- Exercise aim -
Here is a set of records. Copy them all exactly.

Data about app and page elements:
-=-=-

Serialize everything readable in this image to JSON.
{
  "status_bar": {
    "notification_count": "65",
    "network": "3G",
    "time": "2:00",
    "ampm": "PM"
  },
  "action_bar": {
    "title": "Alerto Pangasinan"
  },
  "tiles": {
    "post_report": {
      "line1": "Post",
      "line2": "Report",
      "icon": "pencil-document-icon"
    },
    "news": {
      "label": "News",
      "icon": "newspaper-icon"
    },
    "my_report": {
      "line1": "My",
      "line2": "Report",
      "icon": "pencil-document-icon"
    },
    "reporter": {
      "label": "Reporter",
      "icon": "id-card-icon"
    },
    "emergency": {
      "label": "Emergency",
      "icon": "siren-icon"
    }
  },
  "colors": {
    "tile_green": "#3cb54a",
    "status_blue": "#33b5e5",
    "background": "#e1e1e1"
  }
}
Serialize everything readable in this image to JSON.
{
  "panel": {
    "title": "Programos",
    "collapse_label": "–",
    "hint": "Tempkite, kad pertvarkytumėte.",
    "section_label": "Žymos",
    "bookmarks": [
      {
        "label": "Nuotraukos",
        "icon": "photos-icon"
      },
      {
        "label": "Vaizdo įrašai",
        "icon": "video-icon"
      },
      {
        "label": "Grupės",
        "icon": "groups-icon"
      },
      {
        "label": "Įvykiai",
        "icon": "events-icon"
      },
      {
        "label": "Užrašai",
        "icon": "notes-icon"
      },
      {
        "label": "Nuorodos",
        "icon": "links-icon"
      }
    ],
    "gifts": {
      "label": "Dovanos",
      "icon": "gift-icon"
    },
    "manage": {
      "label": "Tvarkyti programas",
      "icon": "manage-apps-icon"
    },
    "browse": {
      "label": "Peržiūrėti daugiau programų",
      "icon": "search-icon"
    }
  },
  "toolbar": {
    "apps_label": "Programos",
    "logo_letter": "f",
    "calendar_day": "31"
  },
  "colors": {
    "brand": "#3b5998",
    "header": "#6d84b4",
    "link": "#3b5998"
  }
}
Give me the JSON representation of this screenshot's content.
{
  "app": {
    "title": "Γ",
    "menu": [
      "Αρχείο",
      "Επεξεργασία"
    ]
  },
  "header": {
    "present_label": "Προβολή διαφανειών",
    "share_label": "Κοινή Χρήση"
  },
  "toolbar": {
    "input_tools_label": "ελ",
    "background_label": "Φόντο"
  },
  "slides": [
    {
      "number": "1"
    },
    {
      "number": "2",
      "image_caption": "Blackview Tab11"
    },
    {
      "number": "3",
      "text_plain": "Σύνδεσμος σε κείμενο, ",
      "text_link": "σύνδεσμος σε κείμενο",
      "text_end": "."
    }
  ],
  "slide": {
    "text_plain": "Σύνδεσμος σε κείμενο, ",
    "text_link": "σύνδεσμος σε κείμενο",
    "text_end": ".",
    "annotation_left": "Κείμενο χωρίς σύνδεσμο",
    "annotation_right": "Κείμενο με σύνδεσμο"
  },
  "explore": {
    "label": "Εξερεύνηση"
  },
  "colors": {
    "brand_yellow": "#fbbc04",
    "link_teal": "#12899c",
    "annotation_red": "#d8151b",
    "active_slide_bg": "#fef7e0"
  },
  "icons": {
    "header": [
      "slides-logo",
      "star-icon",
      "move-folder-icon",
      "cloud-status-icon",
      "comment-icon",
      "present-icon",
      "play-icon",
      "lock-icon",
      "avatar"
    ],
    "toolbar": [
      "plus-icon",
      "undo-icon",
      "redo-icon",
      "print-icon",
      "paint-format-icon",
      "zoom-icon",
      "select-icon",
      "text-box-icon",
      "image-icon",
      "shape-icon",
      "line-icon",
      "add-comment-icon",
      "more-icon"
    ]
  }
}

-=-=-

- Result of the exercise -
Serialize everything readable in this image to JSON.
{
  "status_bar": {
    "notification_count": "65",
    "network": "3G",
    "time": "2:00",
    "ampm": "PM"
  },
  "action_bar": {
    "title": "Alerto Pangasinan"
  },
  "tiles": {
    "post_report": {
      "line1": "Post",
      "line2": "Report",
      "icon": "pencil-document-icon"
    },
    "news": {
      "label": "News",
      "icon": "newspaper-icon"
    },
    "my_report": {
      "line1": "My",
      "line2": "Report",
      "icon": "pencil-document-icon"
    },
    "reporter": {
      "label": "Reporter",
      "icon": "id-card-icon"
    },
    "emergency": {
      "label": "Emergency",
      "icon": "siren-icon"
    }
  },
  "colors": {
    "tile_green": "#3cb54a",
    "status_blue": "#33b5e5",
    "background": "#e1e1e1"
  }
}
Serialize everything readable in this image to JSON.
{
  "panel": {
    "title": "Programos",
    "collapse_label": "–",
    "hint": "Tempkite, kad pertvarkytumėte.",
    "section_label": "Žymos",
    "bookmarks": [
      {
        "label": "Nuotraukos",
        "icon": "photos-icon"
      },
      {
        "label": "Vaizdo įrašai",
        "icon": "video-icon"
      },
      {
        "label": "Grupės",
        "icon": "groups-icon"
      },
      {
        "label": "Įvykiai",
        "icon": "events-icon"
      },
      {
        "label": "Užrašai",
        "icon": "notes-icon"
      },
      {
        "label": "Nuorodos",
        "icon": "links-icon"
      }
    ],
    "gifts": {
      "label": "Dovanos",
      "icon": "gift-icon"
    },
    "manage": {
      "label": "Tvarkyti programas",
      "icon": "manage-apps-icon"
    },
    "browse": {
      "label": "Peržiūrėti daugiau programų",
      "icon": "search-icon"
    }
  },
  "toolbar": {
    "apps_label": "Programos",
    "logo_letter": "f",
    "calendar_day": "31"
  },
  "colors": {
    "brand": "#3b5998",
    "header": "#6d84b4",
    "link": "#3b5998"
  }
}
Give me the JSON representation of this screenshot's content.
{
  "app": {
    "title": "Γ",
    "menu": [
      "Αρχείο",
      "Επεξεργασία"
    ]
  },
  "header": {
    "present_label": "Προβολή διαφανειών",
    "share_label": "Κοινή Χρήση"
  },
  "toolbar": {
    "input_tools_label": "ελ",
    "background_label": "Φόντο"
  },
  "slides": [
    {
      "number": "1"
    },
    {
      "number": "2",
      "image_caption": "Blackview Tab11"
    },
    {
      "number": "3",
      "text_plain": "Σύνδεσμος σε κείμενο, ",
      "text_link": "σύνδεσμος σε κείμενο",
      "text_end": "."
    }
  ],
  "slide": {
    "text_plain": "Σύνδεσμος σε κείμενο, ",
    "text_link": "σύνδεσμος σε κείμενο",
    "text_end": ".",
    "annotation_left": "Κείμενο χωρίς σύνδεσμο",
    "annotation_right": "Κείμενο με σύνδεσμο"
  },
  "explore": {
    "label": "Εξερεύνηση"
  },
  "colors": {
    "brand_yellow": "#fbbc04",
    "link_teal": "#12899c",
    "annotation_red": "#d8151b",
    "active_slide_bg": "#fef7e0"
  },
  "icons": {
    "header": [
      "slides-logo",
      "star-icon",
      "move-folder-icon",
      "cloud-status-icon",
      "comment-icon",
      "present-icon",
      "play-icon",
      "lock-icon",
      "avatar"
    ],
    "toolbar": [
      "plus-icon",
      "undo-icon",
      "redo-icon",
      "print-icon",
      "paint-format-icon",
      "zoom-icon",
      "select-icon",
      "text-box-icon",
      "image-icon",
      "shape-icon",
      "line-icon",
      "add-comment-icon",
      "more-icon"
    ]
  }
}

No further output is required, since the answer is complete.